But I was so taken by the show last Monday at The Blue Room that I’m compelled to document something. So…
The New Jazz Order Big Band with guest Megan Birdsall was a showcase of great jazz. Between outstanding soloists like Clint Ashlock, T.J. Martley, Matt Chalk, Hermon Mehari, Steve Lambert and Kerry Strayer – I’m missing some names – and the voice of the always terrific Megan Birdsall, the evening was tremendous.
Okay, maybe I can do a little better than that.
Anyone wanting to argue that big bands draw older crowds saw solid support for that stance Monday night at The Blue Room. But anyone wanting to argue a big band can’t draw a crowd was proven dead wrong. By 8 p.m., the club was packed, standing room only.
And KC jazz fans who weren't there will wish they were. Music ranged from Ellington standards to modern Maria Schneider and Thad Jones numbers, all played with group precision and solo innovation. On Gee Baby, Ain’t I Good to You, Clint Ashlock’s trumpet solo soared, blowing with intensity ’til his faced shone crimson (looked like his head might explode). Same number, T.J. Martley’s piano solo seamlessly flowed from stylings of Basie to stylings of Monk, bridged by thought and intelligence. I first heard T.J. several months back and have had a couple other chances to catch him since. He is one of the most under-recognized jazz pianists in Kansas City.
Another young star is tenor saxophonist Steve Lambert. But it was his clarinet on Black Coffee that grabbed me most, an engaging solo which pulled us through a musical journey. Meanwhile, young alto dude Matt Chalk (along with older baritone dude Kerry Strayer) tore apart Is You Is or Is You Ain’t My Baby. Matt is currently renowned in KC for playing the Grammy Awards this year. He’s destined to be renowned everywhere for his dynamic playing on alto sax.
I’ve written before about some of the unbelievable young talent in Kansas City today. Add T.J., Steve and Matt to the list of those I haven’t mentioned enough.

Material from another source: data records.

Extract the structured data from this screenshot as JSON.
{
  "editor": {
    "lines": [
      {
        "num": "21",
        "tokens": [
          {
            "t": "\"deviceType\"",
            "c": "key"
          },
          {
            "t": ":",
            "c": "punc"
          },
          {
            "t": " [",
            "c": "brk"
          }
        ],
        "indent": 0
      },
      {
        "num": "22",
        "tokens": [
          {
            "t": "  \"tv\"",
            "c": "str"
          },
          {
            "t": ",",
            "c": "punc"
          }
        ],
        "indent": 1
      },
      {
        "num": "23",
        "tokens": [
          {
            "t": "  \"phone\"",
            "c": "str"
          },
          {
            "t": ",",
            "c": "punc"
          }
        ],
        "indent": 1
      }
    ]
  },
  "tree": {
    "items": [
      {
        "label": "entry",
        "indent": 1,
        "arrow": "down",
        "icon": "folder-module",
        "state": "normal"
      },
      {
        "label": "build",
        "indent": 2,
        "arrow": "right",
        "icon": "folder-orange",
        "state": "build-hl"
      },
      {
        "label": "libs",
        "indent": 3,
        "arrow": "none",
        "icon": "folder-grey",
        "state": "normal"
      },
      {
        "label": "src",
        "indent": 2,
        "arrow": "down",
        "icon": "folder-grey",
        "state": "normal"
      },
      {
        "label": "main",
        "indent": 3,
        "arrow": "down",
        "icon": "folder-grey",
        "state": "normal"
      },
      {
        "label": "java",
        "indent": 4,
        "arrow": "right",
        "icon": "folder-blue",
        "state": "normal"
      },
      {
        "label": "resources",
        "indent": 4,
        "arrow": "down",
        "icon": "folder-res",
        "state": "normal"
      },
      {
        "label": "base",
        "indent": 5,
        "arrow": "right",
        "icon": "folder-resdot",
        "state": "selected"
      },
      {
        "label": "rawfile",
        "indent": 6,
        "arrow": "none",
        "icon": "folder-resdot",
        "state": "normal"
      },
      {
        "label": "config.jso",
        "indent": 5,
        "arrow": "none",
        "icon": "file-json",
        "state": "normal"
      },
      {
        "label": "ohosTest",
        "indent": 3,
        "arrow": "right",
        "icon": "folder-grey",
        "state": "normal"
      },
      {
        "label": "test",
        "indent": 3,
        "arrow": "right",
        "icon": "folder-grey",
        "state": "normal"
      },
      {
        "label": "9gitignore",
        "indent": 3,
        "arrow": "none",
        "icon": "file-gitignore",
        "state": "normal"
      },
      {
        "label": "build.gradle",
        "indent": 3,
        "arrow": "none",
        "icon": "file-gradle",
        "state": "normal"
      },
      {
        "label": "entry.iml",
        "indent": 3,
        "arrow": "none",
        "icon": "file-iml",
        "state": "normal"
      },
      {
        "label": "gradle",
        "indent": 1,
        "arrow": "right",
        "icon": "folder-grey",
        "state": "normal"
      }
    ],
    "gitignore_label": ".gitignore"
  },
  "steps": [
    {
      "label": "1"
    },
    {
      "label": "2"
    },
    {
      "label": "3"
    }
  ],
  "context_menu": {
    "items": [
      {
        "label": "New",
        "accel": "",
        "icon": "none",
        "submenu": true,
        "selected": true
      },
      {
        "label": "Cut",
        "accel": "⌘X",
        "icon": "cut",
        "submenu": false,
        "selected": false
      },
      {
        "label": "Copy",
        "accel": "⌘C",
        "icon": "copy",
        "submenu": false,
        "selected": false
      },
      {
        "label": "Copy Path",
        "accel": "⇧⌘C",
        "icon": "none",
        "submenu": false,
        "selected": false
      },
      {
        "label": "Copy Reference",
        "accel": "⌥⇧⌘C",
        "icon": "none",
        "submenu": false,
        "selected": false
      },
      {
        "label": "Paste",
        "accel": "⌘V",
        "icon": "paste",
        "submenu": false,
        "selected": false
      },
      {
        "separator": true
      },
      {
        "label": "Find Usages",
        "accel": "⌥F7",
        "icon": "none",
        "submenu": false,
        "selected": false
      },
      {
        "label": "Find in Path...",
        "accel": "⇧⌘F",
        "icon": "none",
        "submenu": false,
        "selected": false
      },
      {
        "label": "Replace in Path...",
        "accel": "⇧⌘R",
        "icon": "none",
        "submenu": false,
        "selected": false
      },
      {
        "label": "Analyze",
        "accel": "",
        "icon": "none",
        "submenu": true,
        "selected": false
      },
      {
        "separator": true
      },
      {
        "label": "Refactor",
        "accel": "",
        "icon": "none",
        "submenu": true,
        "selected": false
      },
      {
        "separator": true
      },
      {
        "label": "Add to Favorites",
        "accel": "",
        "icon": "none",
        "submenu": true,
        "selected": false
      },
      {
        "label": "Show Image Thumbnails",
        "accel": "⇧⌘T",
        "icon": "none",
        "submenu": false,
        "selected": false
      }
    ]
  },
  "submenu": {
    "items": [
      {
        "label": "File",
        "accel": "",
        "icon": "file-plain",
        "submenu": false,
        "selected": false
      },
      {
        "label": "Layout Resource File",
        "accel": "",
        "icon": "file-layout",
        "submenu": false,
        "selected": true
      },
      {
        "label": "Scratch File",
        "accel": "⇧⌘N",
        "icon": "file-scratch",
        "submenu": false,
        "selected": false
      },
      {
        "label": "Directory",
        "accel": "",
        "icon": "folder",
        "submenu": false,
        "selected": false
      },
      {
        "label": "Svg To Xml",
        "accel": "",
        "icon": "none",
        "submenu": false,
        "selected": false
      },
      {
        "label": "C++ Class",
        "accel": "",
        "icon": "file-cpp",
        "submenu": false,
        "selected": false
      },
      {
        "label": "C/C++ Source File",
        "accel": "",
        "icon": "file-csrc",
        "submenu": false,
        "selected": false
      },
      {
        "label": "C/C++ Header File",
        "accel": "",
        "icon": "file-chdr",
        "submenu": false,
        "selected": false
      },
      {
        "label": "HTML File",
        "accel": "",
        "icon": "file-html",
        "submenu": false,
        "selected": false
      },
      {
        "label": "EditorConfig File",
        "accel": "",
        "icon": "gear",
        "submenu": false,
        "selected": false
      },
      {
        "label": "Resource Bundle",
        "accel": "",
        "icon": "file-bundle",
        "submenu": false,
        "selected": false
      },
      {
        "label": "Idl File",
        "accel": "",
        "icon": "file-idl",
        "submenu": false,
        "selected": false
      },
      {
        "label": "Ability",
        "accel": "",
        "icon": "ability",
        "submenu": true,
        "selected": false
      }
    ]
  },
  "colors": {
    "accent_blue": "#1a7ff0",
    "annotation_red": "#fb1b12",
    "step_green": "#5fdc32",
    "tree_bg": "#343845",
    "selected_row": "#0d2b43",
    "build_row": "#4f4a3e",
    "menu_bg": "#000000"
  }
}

One I have mentioned and photographed more than once is singer Megan Birdsall, in part because hearing her with a big band at The Blue Room 11 months ago inspired me to seek out this city’s other young talent and, ultimately, to start this blog. As wonderful as she is with a small group, hearing that voice mesh with 16 other musicians this talented is a special delight. She absorbs the surroundings and her voice responds. In a people-are-there-to-listen environment like The Blue Room, as audience eyes closed and heads swayed, that near-perfect blend of voice and instruments delivered a night of musical magic.
The New Jazz Order Big Band plays most Tuesdays from 9 p.m. to midnight at Harling’s, 39th and Main. Steve Lambert’s quartet, including T.J. Martley, plays the late show (10:30 p.m. to 1:30 a.m.) on April 17th at Jardine’s (calendar linked at the right). You now have fair warning on when and where to catch some of KC’s best jazz.
And there it is, my stab at a review. It even includes some new superlatives. For this show, they were needed. And deserved.